Montanez said the city chose the light color based on how well night time images show up on surveillance cameras.
“Our limitation is, what does it look like on the camera? Can you tell what color that person is wearing? We want to be able to provide as much information as we can in order to assist our police department in their investigations,” Montanez said.
For now, he doesn’t see that changing.
“We do realize that LED technology is an ever evolving technology, and we are constantly looking at different technologies, and the improvements. In fact, we’re in the process now of testing out different color temperatures to see what it will look like with our camera system.
“But keep in mind, I have to make sure that whatever we purchase will work with the system that we have,” he said.

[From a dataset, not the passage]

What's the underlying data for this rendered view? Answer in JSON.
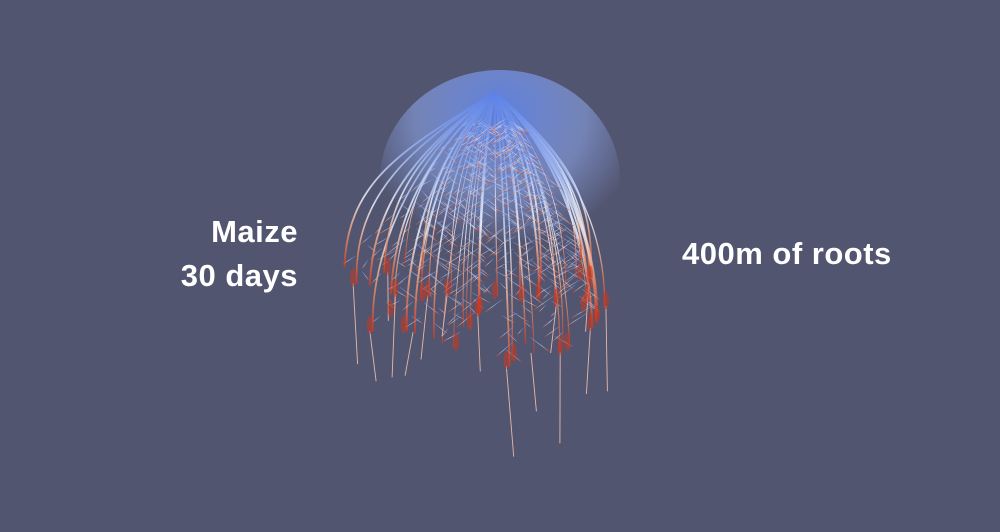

Jon Hoyle, associate principal at The Lighting Practice in Center City, said he himself prefers 3000 lumens, which is a warmer light.
But back when the city was making these decisions, he said, “4000 was the warmest color you could get.”
And at that color range, he said, LEDs “mimic the quality of light you may have gotten from an old metal halide or even mercury vapor lamp, from way back in the day.”
Hoyle said there is “some merit” to research that shows blue light has a potential negative impact on the circadian rhythms of plants and animals as well as people, and 4000 Kelvins “is at the edge of where you might start to see problems.
“That tends to be the tipping point,” he explained. “If you go really any cooler, then you start to have problems with the blue light spectrum, not just for people but for animals too. But if you stay at 4000 and below, generally speaking, you’re still in a safe range.”
Changing the color on the fixtures that the city is currently installing would be difficult, he said.
“You’d have to swap out the LED boards themselves, so it could be a fairly big deal,” he said.
“From a maintenance standpoint, there is a real benefit to having everything be more or less the same,” he said. “Replacing these lights is not quite as simple as unscrewing a lamp and screwing another one back in. You’re actually removing a circuit board from a fixture and putting in a new one,” he continued. “So when you start to mix color temperatures, you run the risk of inconsistency. If someone’s not reading a label, or if there’s not a label on the board, when they go to replace it you might wind up with one warm light in with a bunch of cool ones, or a stray cool one with a bunch of warm ones.